Every Cinema Lover Must Watch ‘Amores Perros’. Here’s Why.

‘Amores Perros’ was Alejandro González Iñárritu’s first feature film released in the year 2000. It is the first film in Iñárritu’s renowned ‘Death Trilogy’, where hopes of love and a better life are obliterated at the hands of fate, abandonment and violence. The film made him a celebrated figure in world cinema and earned him an Oscar nomination under the category of Best Foreign Language Film.  Starring Gael Garcia Bernal, Emilio Echevarria and Goya Toledo, the film is a social commentary that revolves around 3 sets of characters and how a fatal car accident changes their lives forever. By showcasing the depths of Mexico City in a gripping non-linear narrative, ‘Amores Perros’ depicts the brutality of human existence and the cruelty of humans towards humans.

A real treat to watch, the film features stellar performances, a guerrilla style cinematography that will keep you on the edge and last but not least, an immersive storytelling. The narrative structure is very much identical to Tarantino’s ‘’Pulp Fiction’’ as the story does not progress in a chronological order.

Theme of Violence:

However, unlike Tarantino, the movie does not stylize violence but chooses to condemn it. Set pieces such as the dog fighting sequences, the domestic violence in the family of Octavio, El Chivo’s journey, from a school teacher to a hitman, a brother’s attempt to kill his own blood and lastly, Valeria’s self obsession and post accident relationship with Daniel, symbolize how violence can truly destroy the well-being of humankind.

Dog fighting, which is a key element in the movie, is a gladiatorial practice, where two game dogs fight against one another for the entertainment of the spectators. Here, Cofi is the counterpart of El Chivo as both are killers for the highest bidder. On the other hand, Valeria’s dog Richie is just the opposite of Cofi as one is meek and the later grows up to be extremely violent.

Theme of Inequality:

The characters belong from different parts of the society, as Octavio was raised in a bad neighborhood of Mexico City and did not flinch before giving away his pet, whereas Daniel and Valeria are the elites, leading a lush and opulent lifestyle. Inarritu and his Cinematographer , Rodrigo Prieto, followed different approach for each set of characters.

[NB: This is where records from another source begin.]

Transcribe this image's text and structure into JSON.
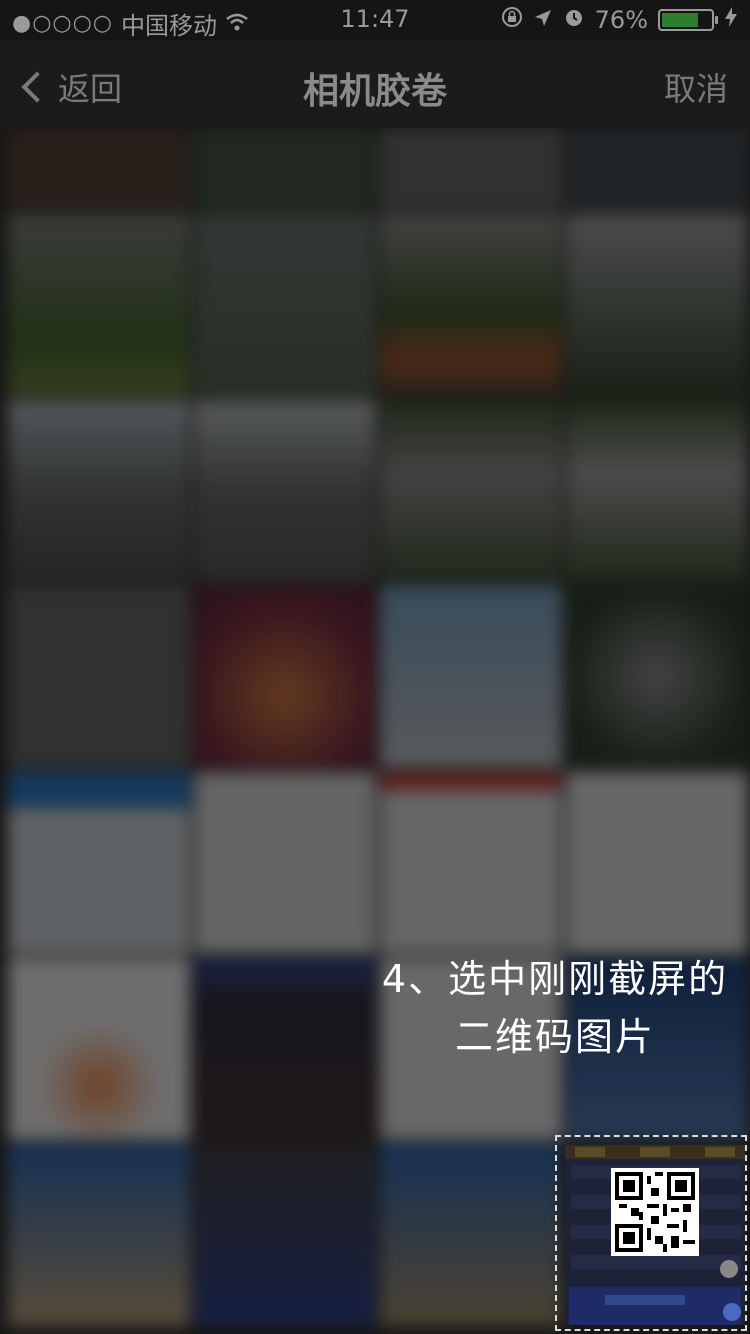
{
  "status": {
    "carrier": "中国移动",
    "signal_dots": "●○○○○",
    "time": "11:47",
    "battery": "76%",
    "battery_level": 0.76,
    "battery_color": "#2f7d2f"
  },
  "nav": {
    "back_label": "返回",
    "title": "相机胶卷",
    "cancel_label": "取消"
  },
  "instruction": {
    "line1": "4、选中刚刚截屏的",
    "line2": "二维码图片"
  },
  "icons": {
    "wifi": "wifi-icon",
    "lock": "rotation-lock-icon",
    "location": "location-arrow-icon",
    "alarm": "alarm-icon",
    "charging": "charging-bolt-icon",
    "back": "chevron-left-icon"
  }
}
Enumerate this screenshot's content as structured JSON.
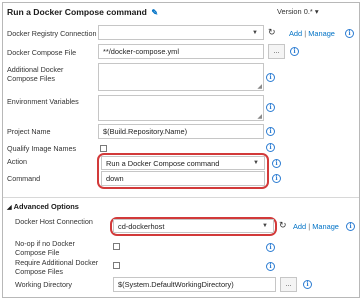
{
  "header": {
    "title": "Run a Docker Compose command",
    "version_label": "Version",
    "version_value": "0.*",
    "version_caret": "▾"
  },
  "fields": {
    "registry_connection": {
      "label": "Docker Registry Connection",
      "value": ""
    },
    "compose_file": {
      "label": "Docker Compose File",
      "value": "**/docker-compose.yml"
    },
    "additional_compose_files": {
      "label": "Additional Docker Compose Files",
      "value": ""
    },
    "environment_variables": {
      "label": "Environment Variables",
      "value": ""
    },
    "project_name": {
      "label": "Project Name",
      "value": "$(Build.Repository.Name)"
    },
    "qualify_image_names": {
      "label": "Qualify Image Names",
      "checked": false
    },
    "action": {
      "label": "Action",
      "value": "Run a Docker Compose command"
    },
    "command": {
      "label": "Command",
      "value": "down"
    }
  },
  "advanced": {
    "title": "Advanced Options",
    "host_connection": {
      "label": "Docker Host Connection",
      "value": "cd-dockerhost"
    },
    "noop": {
      "label": "No-op if no Docker Compose File",
      "checked": false
    },
    "require_additional": {
      "label": "Require Additional Docker Compose Files",
      "checked": false
    },
    "working_directory": {
      "label": "Working Directory",
      "value": "$(System.DefaultWorkingDirectory)"
    }
  },
  "links": {
    "add": "Add",
    "separator": "|",
    "manage": "Manage"
  },
  "buttons": {
    "browse": "..."
  },
  "icons": {
    "info": "i",
    "edit": "pencil-icon",
    "refresh": "refresh-icon",
    "chevron": "chevron-down-icon"
  },
  "colors": {
    "link": "#0072c6",
    "highlight_ring": "#d23a3a",
    "info": "#2d7dd2"
  }
}
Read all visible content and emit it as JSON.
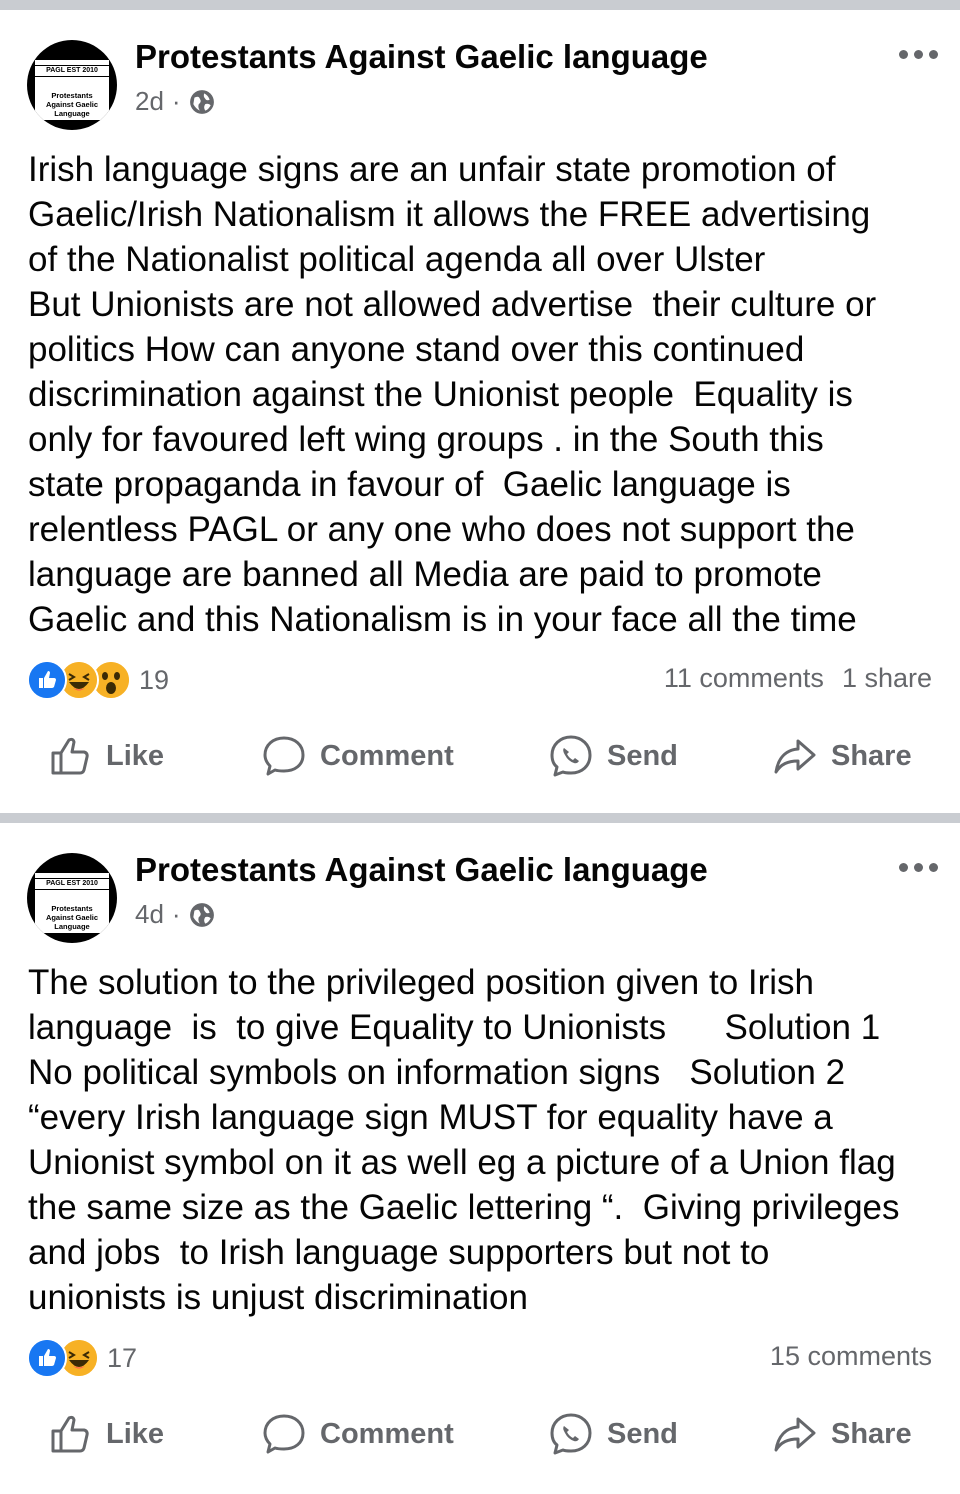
{
  "posts": [
    {
      "page_name": "Protestants Against Gaelic language",
      "avatar": {
        "tag": "PAGL EST 2010",
        "lines": [
          "Protestants",
          "Against Gaelic",
          "Language"
        ]
      },
      "time": "2d",
      "separator": "·",
      "body": [
        "Irish language signs are an unfair state promotion of",
        "Gaelic/Irish Nationalism it allows the FREE advertising",
        "of the Nationalist political agenda all over Ulster",
        "But Unionists are not allowed advertise  their culture or",
        "politics How can anyone stand over this continued",
        "discrimination against the Unionist people  Equality is",
        "only for favoured left wing groups . in the South this",
        "state propaganda in favour of  Gaelic language is",
        "relentless PAGL or any one who does not support the",
        "language are banned all Media are paid to promote",
        "Gaelic and this Nationalism is in your face all the time"
      ],
      "reactions": [
        "like",
        "haha",
        "wow"
      ],
      "reaction_count": "19",
      "comments": "11 comments",
      "shares": "1 share"
    },
    {
      "page_name": "Protestants Against Gaelic language",
      "avatar": {
        "tag": "PAGL EST 2010",
        "lines": [
          "Protestants",
          "Against Gaelic",
          "Language"
        ]
      },
      "time": "4d",
      "separator": "·",
      "body": [
        "The solution to the privileged position given to Irish",
        "language  is  to give Equality to Unionists      Solution 1",
        "No political symbols on information signs   Solution 2",
        "“every Irish language sign MUST for equality have a",
        "Unionist symbol on it as well eg a picture of a Union flag",
        "the same size as the Gaelic lettering “.  Giving privileges",
        "and jobs  to Irish language supporters but not to",
        "unionists is unjust discrimination"
      ],
      "reactions": [
        "like",
        "haha"
      ],
      "reaction_count": "17",
      "comments": "15 comments",
      "shares": ""
    }
  ],
  "actions": {
    "like": "Like",
    "comment": "Comment",
    "send": "Send",
    "share": "Share"
  },
  "icons": [
    "globe-icon",
    "more-options-icon",
    "thumbs-up-icon",
    "comment-bubble-icon",
    "messenger-icon",
    "share-arrow-icon"
  ],
  "colors": {
    "secondary_text": "#65676b",
    "like_blue": "#1877f2",
    "divider": "#c9ccd1"
  }
}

The segment of Octavio features extreme close-ups in which a single face or parts of faces can be seen on the screen. The segment of Valeria is mostly captured using mid-shots by which most of the modern TV shows are photographed. And the filmmakers used long shots in the segment of El Chivo plot as he roams around the city and looks for his daughter and his victims from a distance.

Well Written Set Pieces:

The film begins in medias res with an intense car chase sequence that results in a fatal accident and forms the rest of the story. The driver is Octavio (Gael García Bernal), the protagonist of the first segment. He is an audacious young man, who wants to make it big in order to run away with his sister-in-law Susana (Vanessa Bauche). In a desperate attempt to rescue Susana from his abusive and small time crook brother Ramiro (Marco Perez), Octavio offers his Rottweiler, Cofi to the gruesome world of Dogfighting accompanied by his friend Jorge.

The second segment shows the other side of Mexico City, where Daniel (Álvaro Guerrero) is a successful magazine publisher and is in a relationship with Valeria (Goya Toledo), a supermodel. Daniel leaves his family for Valeria and moves into a new apartment with Valeria and her dog Richie.

The final segment tells the story of El Chivo (Emilio Echevarría), who appears as an ominous figure throughout the film. El Chivo is a vagrant who roams around the streets of Mexico City, with his junk cart accompanied by several dogs he cares about. In reality, he works as a professional hitman and was an ex guerrilla, who carried out several terrorist attacks in the past and ultimately ended up in a 20 years prison sentence. Despite being a hitman, El Chivo desperately tries to contact his estranged daughter Maru, whom he abandoned for his guerrilla cause. As the film progresses, El Chivo is contracted by a businessman who offers a large sum of money for the life of his partner.

Theme of Fate:

The accident brings everyone down to a pit, from where they never recover. Valeria’s leg injury worsens and her paranoia results in the amputation of her injured leg. Her dreams are shattered so are Octavio’s, who faces refusal from Susana afterwards. El Chivo rescues Cofi from the carnage and sees his own reflection after Cofi kills all of his mongrels. Here, the theme of fate is established, which is one of the predominant factors in the film. The ending, however takes a drastic turn, as El Chivo refuses to kill his target and lets fate play its hand. He dissolves into a vast landscape along with Cofi, indicating that one can start all over again even with a history of violence.

Read More: Every Movie of Alejandro González Iñárritu, Ranked